For the Super Meet on May 21st, we will use two scoring coefficients: Sinclair for the snatch and clean & jerk and the Wilks for the back squat, bench press, and deadlift.
Before I get into the specifics, I wanted to address what these coefficients are and why we are using them.
For as long back as history dates, feats of strength have been put on display in many different fashions–whether that be picking up a stone, throwing an object as far or high as possible, or just flexing your muscles and showing off in front of a crowd.
But when the Olympics introduced weightlifting as a sport in 1896, confusion began to emerge. Spectators were having a hard time deciding who really was the strongest athlete since some athletes were taller and heavier than others. So in 1920, the Olympic committee introduced weight classes.
As the differing sports of weight training gained popularity, individuals like Bob Hoffman began to introduce theories on how to find the strongest pound-for-pound lifter across weight divisions. You would think that you just divide the total weight lifted by the individual’s bodyweight… but it’s not that simple.
As sports science developed and data was recorded, old theories were amended, new theories created, and coefficients were proposed. Until today, there is still scrutiny among the most popular lifting coefficients: Sinclair and Wilk’s.
Instead of attempting to propose something new, or telling you what I don’t like about these coefficients, I’m going to explain the scoring as straightforward as possible so you can maximize your score in a couple weeks.
Scoring at the Utah Super Meet
- Before competition, athletes will step on a scale individually and record their bodyweight in the morning.
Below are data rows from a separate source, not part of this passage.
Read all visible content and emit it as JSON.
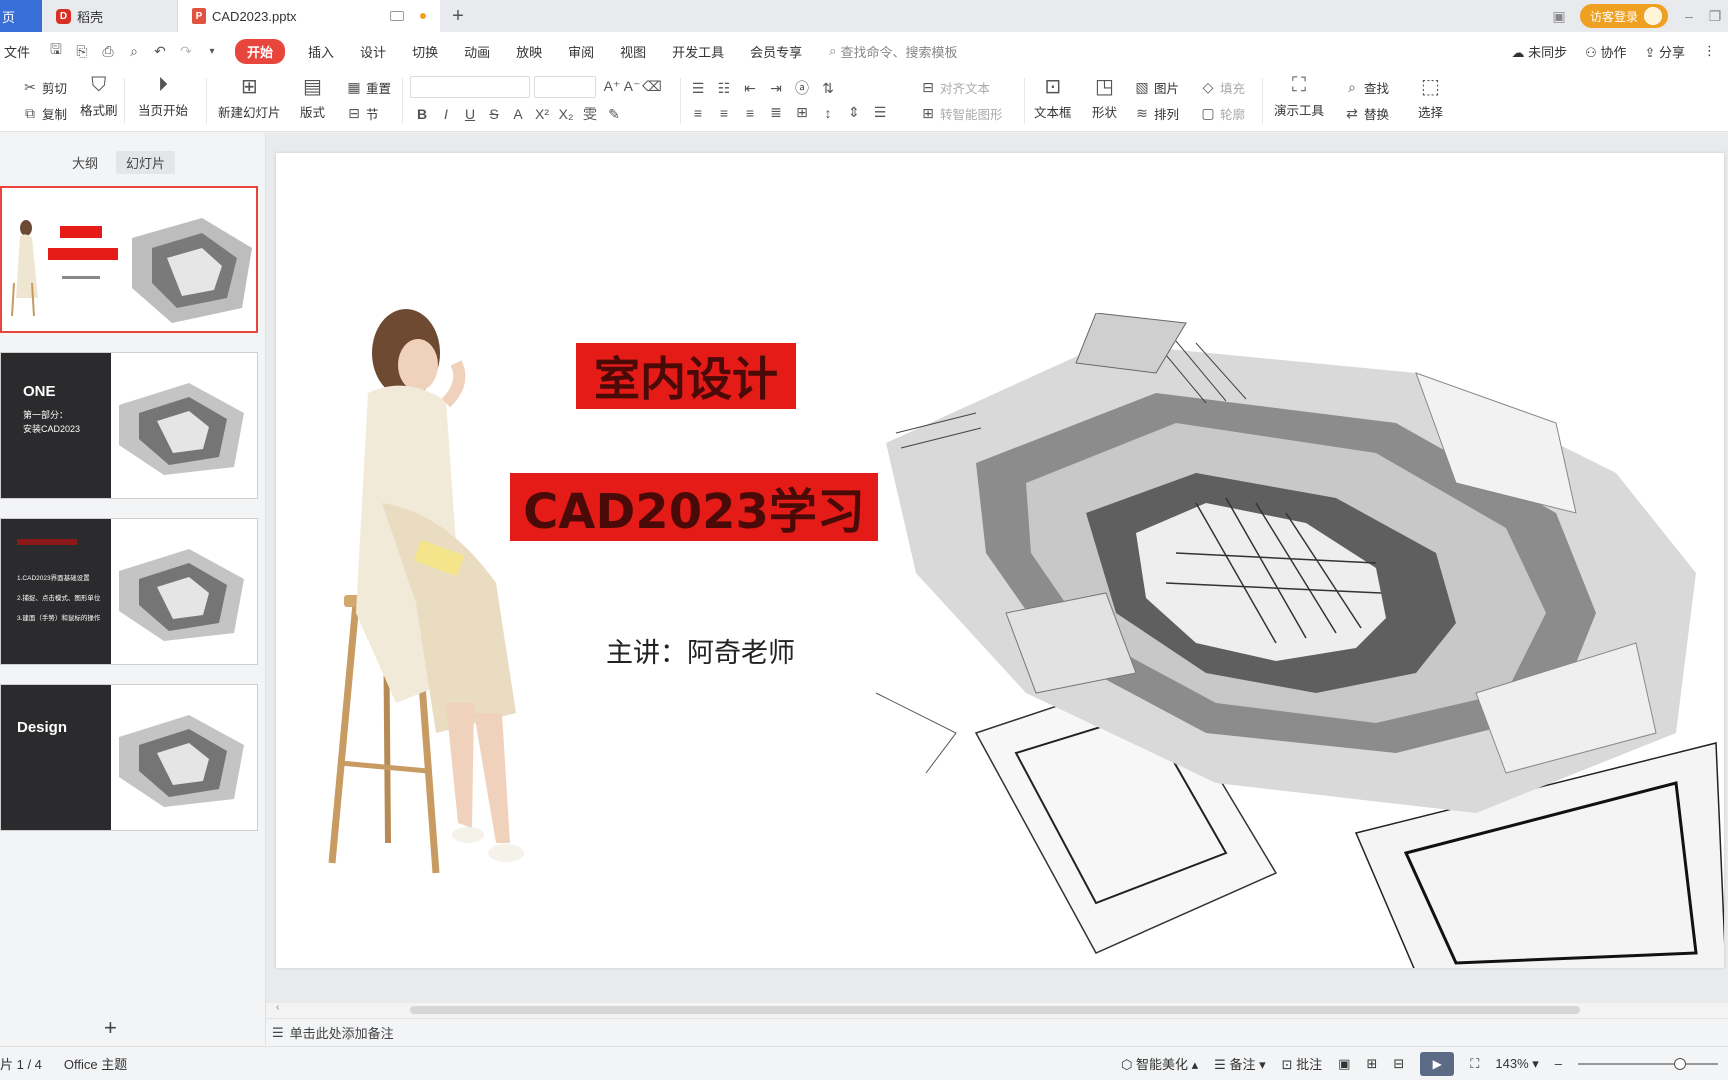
{
  "tabs": {
    "home": "页",
    "app": "稻壳",
    "doc": "CAD2023.pptx"
  },
  "header_right": {
    "login": "访客登录"
  },
  "menu": {
    "file": "文件",
    "items": [
      "开始",
      "插入",
      "设计",
      "切换",
      "动画",
      "放映",
      "审阅",
      "视图",
      "开发工具",
      "会员专享"
    ],
    "search": "查找命令、搜索模板",
    "sync": "未同步",
    "collab": "协作",
    "share": "分享"
  },
  "ribbon": {
    "cut": "剪切",
    "copy": "复制",
    "format_painter": "格式刷",
    "from_current": "当页开始",
    "new_slide": "新建幻灯片",
    "layout": "版式",
    "reset": "重置",
    "section": "节",
    "align_text": "对齐文本",
    "to_smartart": "转智能图形",
    "textbox": "文本框",
    "shape": "形状",
    "picture": "图片",
    "fill": "填充",
    "arrange": "排列",
    "outline": "轮廓",
    "present_tools": "演示工具",
    "find": "查找",
    "replace": "替换",
    "select": "选择"
  },
  "panel": {
    "tab_outline": "大纲",
    "tab_slides": "幻灯片",
    "slide2_big": "ONE",
    "slide2_small_1": "第一部分：",
    "slide2_small_2": "安装CAD2023",
    "slide3_lines": [
      "1.CAD2023界面基础设置",
      "2.捕捉、点击模式、图形单位",
      "3.建面（手势）和鼠标的操作"
    ],
    "slide4_big": "Design"
  },
  "slide": {
    "title1": "室内设计",
    "title2": "CAD2023学习",
    "presenter": "主讲：阿奇老师"
  },
  "notes": "单击此处添加备注",
  "status": {
    "slide_index": "片 1 / 4",
    "theme": "Office 主题",
    "beautify": "智能美化",
    "notes": "备注",
    "comments": "批注",
    "zoom": "143%"
  },
  "colors": {
    "accent": "#e8453c",
    "title_red": "#e41b17",
    "home_tab": "#3b6fd8",
    "login": "#f0a020"
  }
}
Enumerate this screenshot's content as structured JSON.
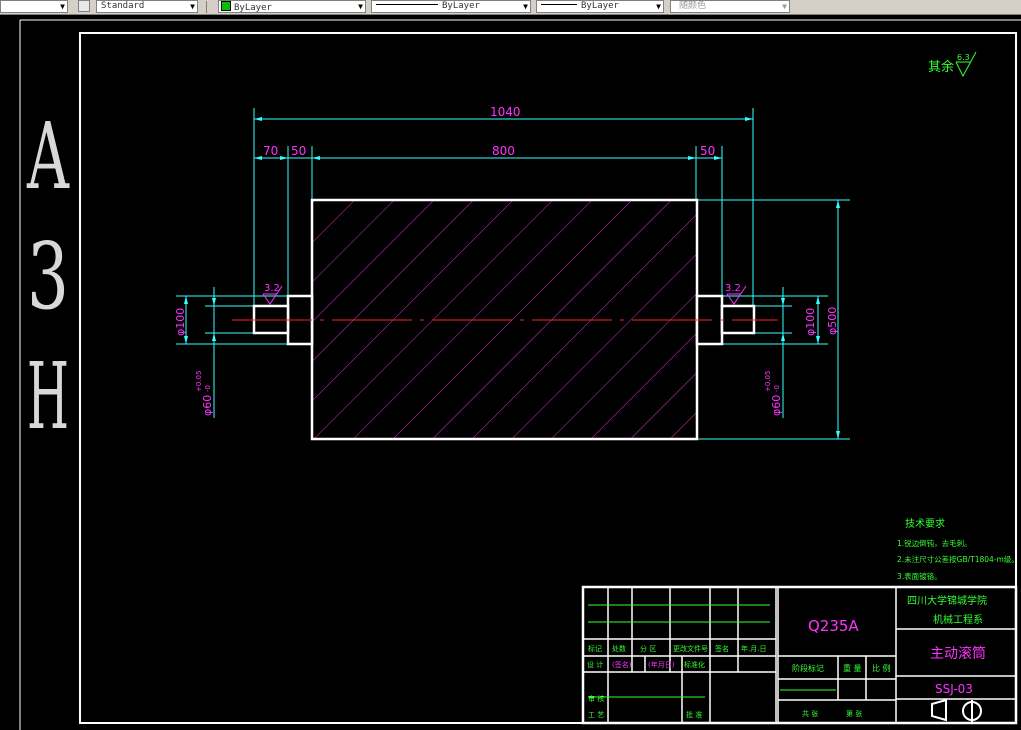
{
  "toolbar": {
    "style": "Standard",
    "layer": "ByLayer",
    "linetype": "ByLayer",
    "lineweight": "ByLayer",
    "color": "随颜色"
  },
  "drawing": {
    "sheet_size": "A3H",
    "sheet_letters": [
      "A",
      "3",
      "H"
    ],
    "surface_roughness_note": "其余",
    "roughness_general": "6.3",
    "roughness_shaft": "3.2",
    "dimensions": {
      "total_length": "1040",
      "shaft_length": "70",
      "shoulder_length": "50",
      "drum_length": "800",
      "drum_diameter": "φ500",
      "shoulder_diameter": "φ100",
      "shaft_diameter": "φ60",
      "shaft_tol": "+0.05",
      "shaft_tol_low": "-0"
    },
    "tech_requirements": {
      "title": "技术要求",
      "items": [
        "1.锐边倒钝，去毛刺。",
        "2.未注尺寸公差按GB/T1804-m级。",
        "3.表面镀铬。"
      ]
    },
    "title_block": {
      "material": "Q235A",
      "school": "四川大学锦城学院",
      "department": "机械工程系",
      "part_name": "主动滚筒",
      "drawing_no": "SSJ-03",
      "labels": {
        "mark": "标记",
        "count": "处数",
        "zone": "分 区",
        "change_doc": "更改文件号",
        "sign": "签名",
        "date": "年.月.日",
        "design": "设 计",
        "sign_paren": "(签名)",
        "date_paren": "(年月日)",
        "standardize": "标准化",
        "stage_mark": "阶段标记",
        "weight": "重 量",
        "scale": "比 例",
        "review": "审 核",
        "process": "工 艺",
        "approve": "批 准",
        "total_sheets": "共  张",
        "sheet_no": "第  张"
      }
    }
  }
}
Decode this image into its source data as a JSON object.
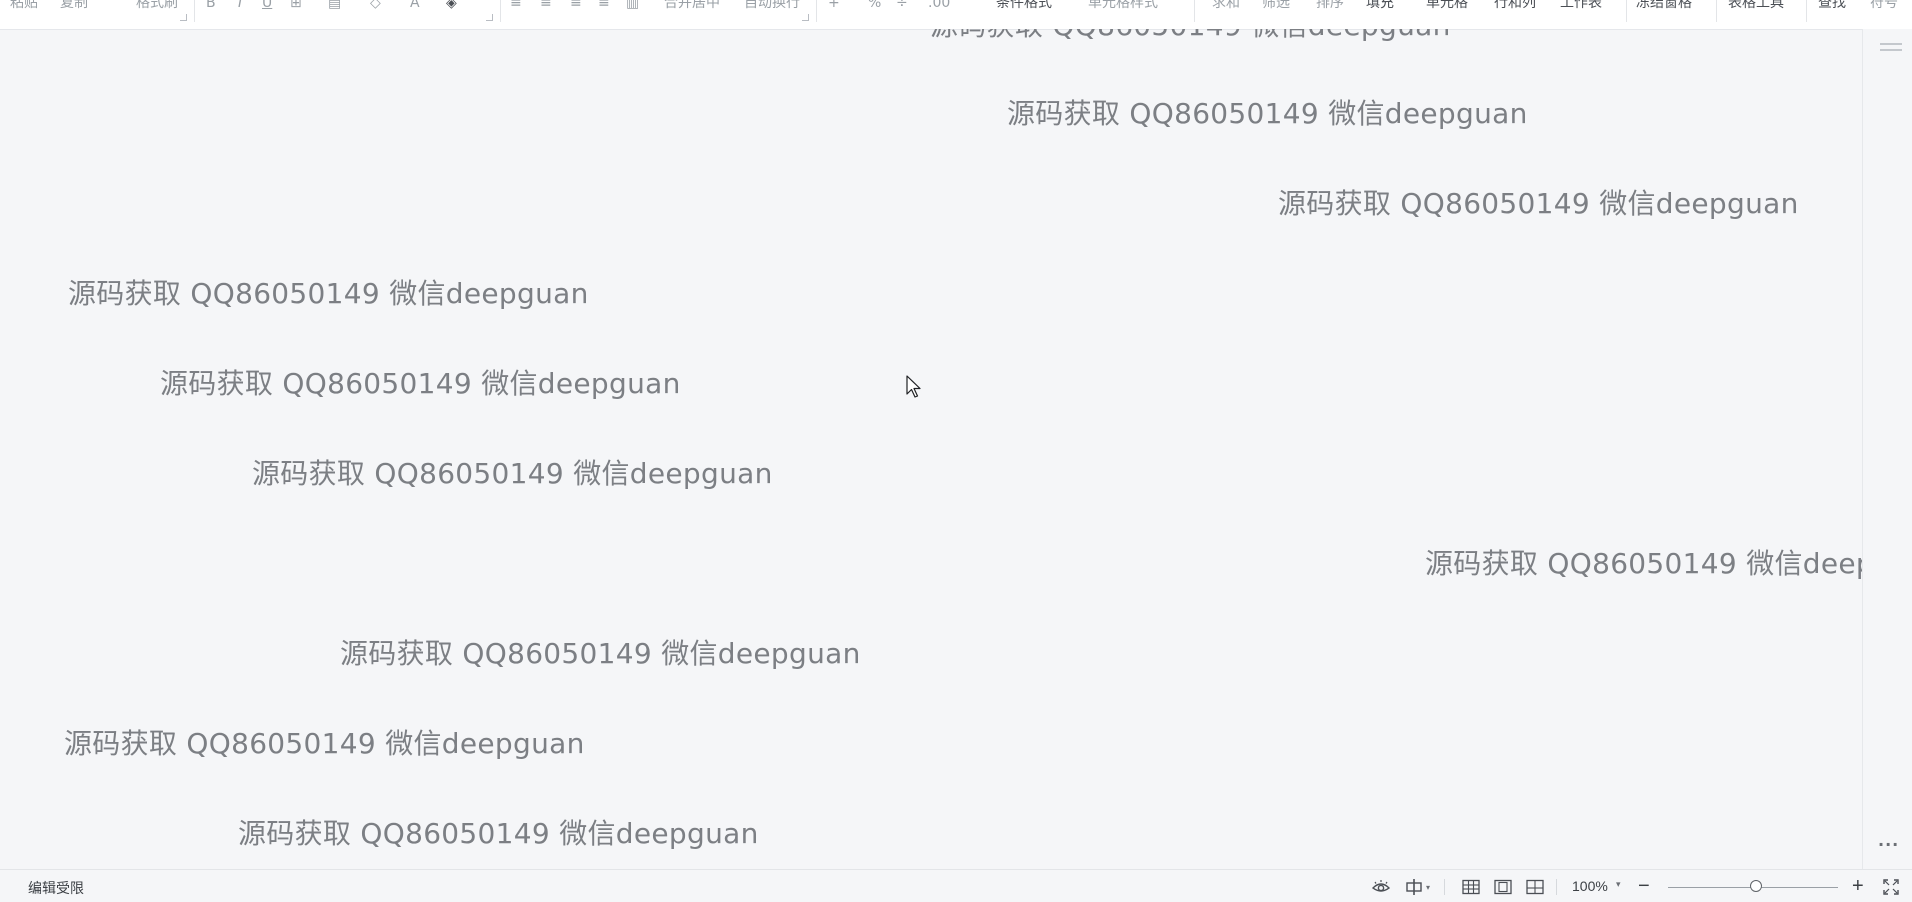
{
  "toolbar": {
    "items": [
      "粘贴",
      "复制",
      "格式刷",
      "B",
      "I",
      "U",
      "⊞",
      "▤",
      "◇",
      "A",
      "◈",
      "≡",
      "≡",
      "≡",
      "≡",
      "▥",
      "合并居中",
      "自动换行",
      "+",
      "%",
      "÷",
      ".00",
      "条件格式",
      "单元格样式",
      "求和",
      "筛选",
      "排序",
      "填充",
      "单元格",
      "行和列",
      "工作表",
      "冻结窗格",
      "表格工具",
      "查找",
      "符号"
    ]
  },
  "watermark": {
    "text": "源码获取 QQ86050149 微信deepguan"
  },
  "statusbar": {
    "left_text": "编辑受限",
    "zoom_value": "100%",
    "zoom_fraction": 0.52,
    "zoom_out": "−",
    "zoom_in": "+"
  },
  "icons": {
    "eye": "eye-icon",
    "lang": "chinese-input-icon",
    "normal_view": "normal-view-icon",
    "page_layout": "page-layout-view-icon",
    "page_break": "page-break-view-icon",
    "fullscreen": "fullscreen-icon",
    "more": "more-options-icon"
  }
}
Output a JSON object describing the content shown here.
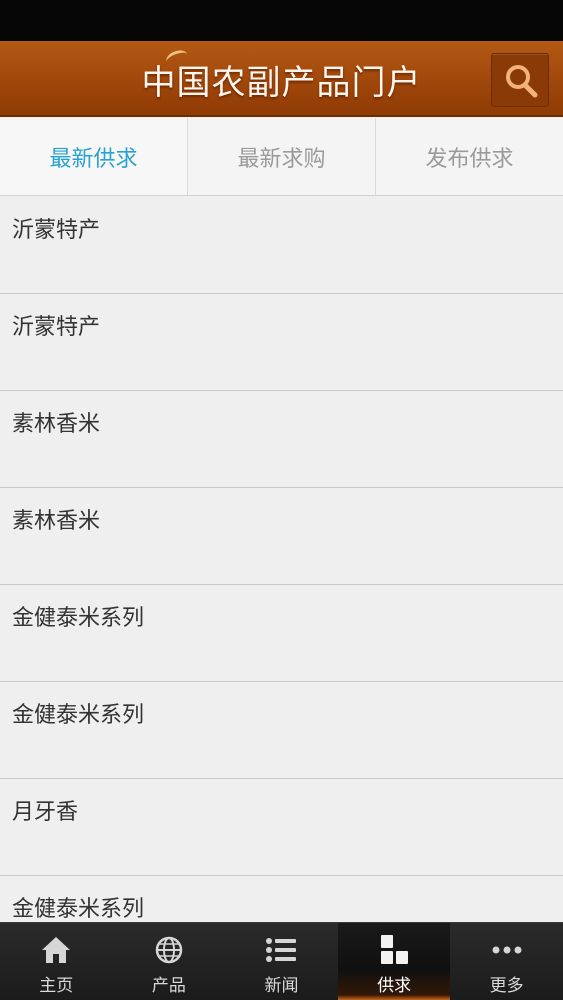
{
  "app": {
    "title": "中国农副产品门户"
  },
  "tabs": [
    {
      "label": "最新供求",
      "active": true
    },
    {
      "label": "最新求购",
      "active": false
    },
    {
      "label": "发布供求",
      "active": false
    }
  ],
  "list": [
    "沂蒙特产",
    "沂蒙特产",
    "素林香米",
    "素林香米",
    "金健泰米系列",
    "金健泰米系列",
    "月牙香",
    "金健泰米系列"
  ],
  "bottom_nav": [
    {
      "label": "主页",
      "icon": "home-icon"
    },
    {
      "label": "产品",
      "icon": "globe-icon"
    },
    {
      "label": "新闻",
      "icon": "list-icon"
    },
    {
      "label": "供求",
      "icon": "blocks-icon",
      "active": true
    },
    {
      "label": "更多",
      "icon": "more-icon"
    }
  ],
  "colors": {
    "header": "#a44a0c",
    "active_tab": "#2aa1d3",
    "nav_active_accent": "#e8761a"
  }
}
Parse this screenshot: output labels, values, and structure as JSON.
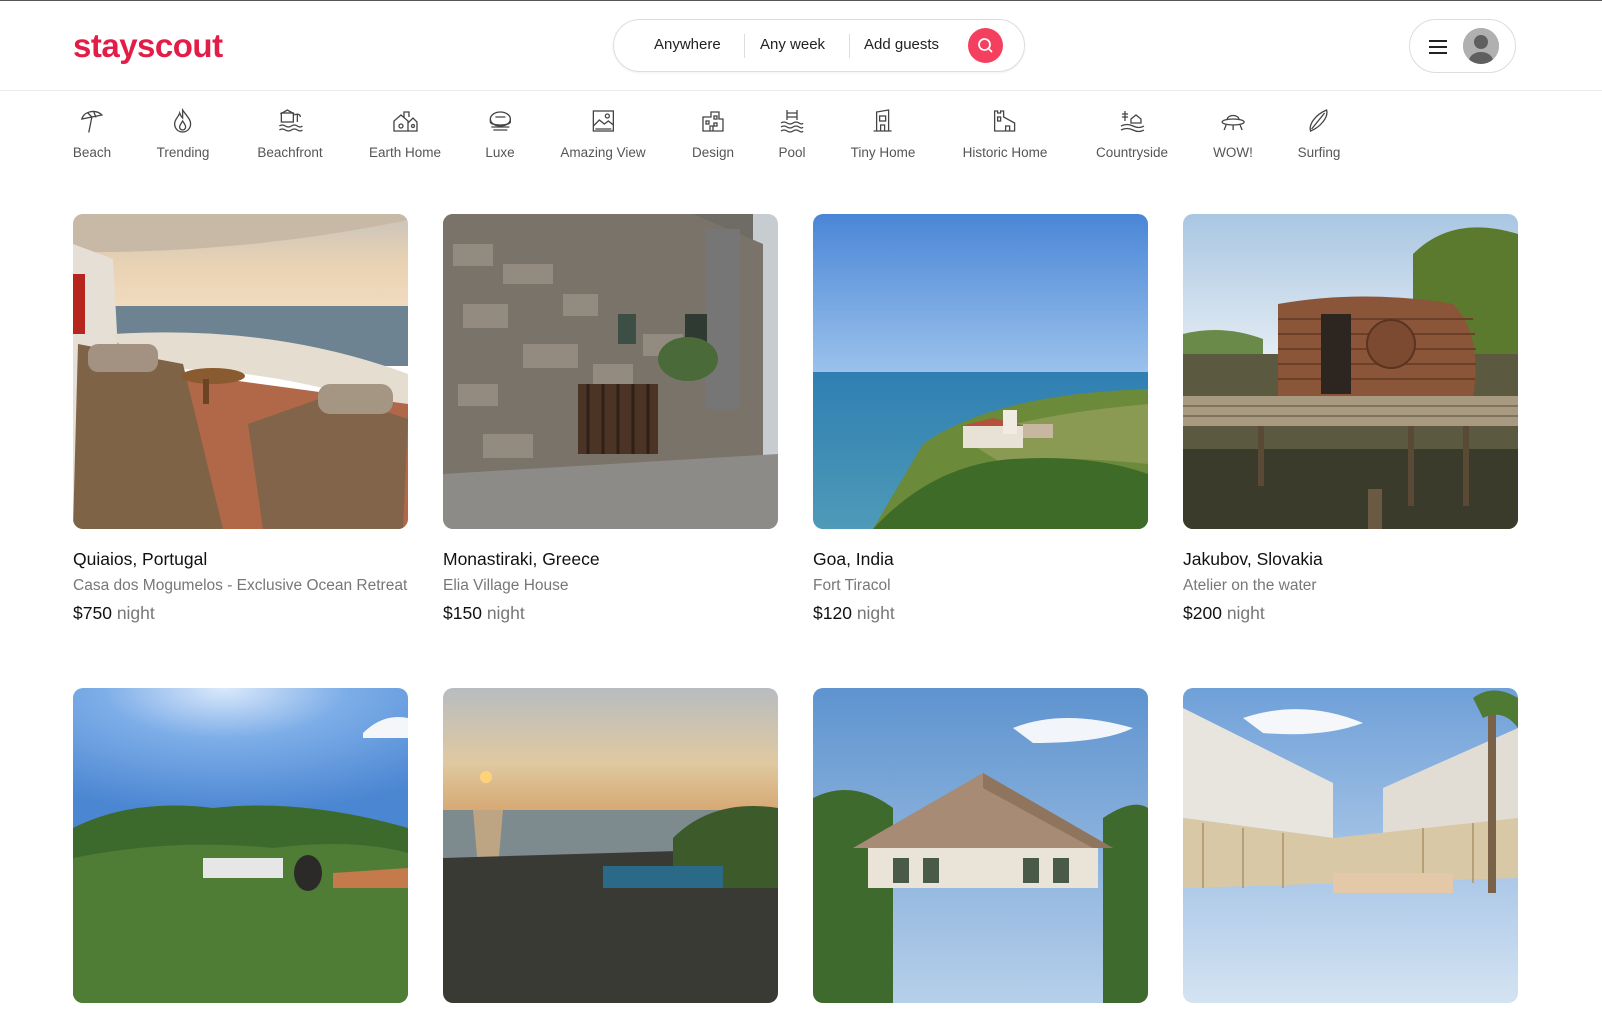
{
  "header": {
    "logo": "stayscout",
    "search": {
      "location": "Anywhere",
      "dates": "Any week",
      "guests": "Add guests",
      "search_icon": "search-icon"
    },
    "user_menu": {
      "menu_icon": "hamburger-menu-icon",
      "avatar_icon": "user-avatar-icon"
    }
  },
  "categories": [
    {
      "label": "Beach",
      "icon": "beach-umbrella-icon"
    },
    {
      "label": "Trending",
      "icon": "flame-icon"
    },
    {
      "label": "Beachfront",
      "icon": "beachfront-icon"
    },
    {
      "label": "Earth Home",
      "icon": "earth-home-icon"
    },
    {
      "label": "Luxe",
      "icon": "diamond-icon"
    },
    {
      "label": "Amazing View",
      "icon": "view-picture-icon"
    },
    {
      "label": "Design",
      "icon": "design-building-icon"
    },
    {
      "label": "Pool",
      "icon": "pool-icon"
    },
    {
      "label": "Tiny Home",
      "icon": "tiny-home-icon"
    },
    {
      "label": "Historic Home",
      "icon": "historic-home-icon"
    },
    {
      "label": "Countryside",
      "icon": "countryside-icon"
    },
    {
      "label": "WOW!",
      "icon": "ufo-icon"
    },
    {
      "label": "Surfing",
      "icon": "surfboard-icon"
    }
  ],
  "listings": [
    {
      "location": "Quiaios, Portugal",
      "title": "Casa dos Mogumelos - Exclusive Ocean Retreat",
      "price": "$750",
      "unit": "night"
    },
    {
      "location": "Monastiraki, Greece",
      "title": "Elia Village House",
      "price": "$150",
      "unit": "night"
    },
    {
      "location": "Goa, India",
      "title": "Fort Tiracol",
      "price": "$120",
      "unit": "night"
    },
    {
      "location": "Jakubov, Slovakia",
      "title": "Atelier on the water",
      "price": "$200",
      "unit": "night"
    },
    {
      "location": "",
      "title": "",
      "price": "",
      "unit": ""
    },
    {
      "location": "",
      "title": "",
      "price": "",
      "unit": ""
    },
    {
      "location": "",
      "title": "",
      "price": "",
      "unit": ""
    },
    {
      "location": "",
      "title": "",
      "price": "",
      "unit": ""
    }
  ],
  "colors": {
    "brand": "#e11d48",
    "search_button": "#f43f5e",
    "muted_text": "#777777"
  }
}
After athlete check-in, they are free to eat or drink however much they want. No additional weigh-ins will be necessary.
- Athletes will first snatch and then clean & jerk. The sum total of both of these lifts will constitute their weightlifting total. This total will then be multiplied by the Sinclair coefficient using this calculator to determine the athlete’s weightlifting score.
- This weightlifting score will then be published to Competition Corner and athletes will receive points for where they place among the competition. 1st place will receive 1 points, 2nd place will receive 2 points, etc. The lower the score, the better.
- Athletes will then back squat, bench press, and deadlift. The sum total of these three lifts will constitute as their powerlifting total. This total will then be multiplied by the Wilks coefficient using this calculator to determine the athlete’s powerlifting score.
- This powerlifting score will then be published to Competition Corner and follow the same process as step #3.
- Whoever has the fewest number of points will win.
- In the case of a tie, each athlete will default to their higher placing of their two scores (i.e. If I took 2nd place in the weightlifting total and 7th place in the powerlifting total, my tiebreak score is 2.)
- The second tiebreak will be the lower placing of their two scores. (i.e. Again, If I took 2nd place in the weightlifting total and 7th place in the powerlifting total, my second tiebreak score will be 7.)
This event is Year 1 of the first Super Meet in Utah (that we’re at least aware of). We plan to improve on the lessons we learn this year in scoring (especially scoring disputes) and make this event even better next year.
We recognize that we may be overseeing some things here, but request that you give us your feedback throughout the competition.
Our vision is to eventually crown the strongest pound-for-pound lifter in Utah. This will be Year 1 of many more to come!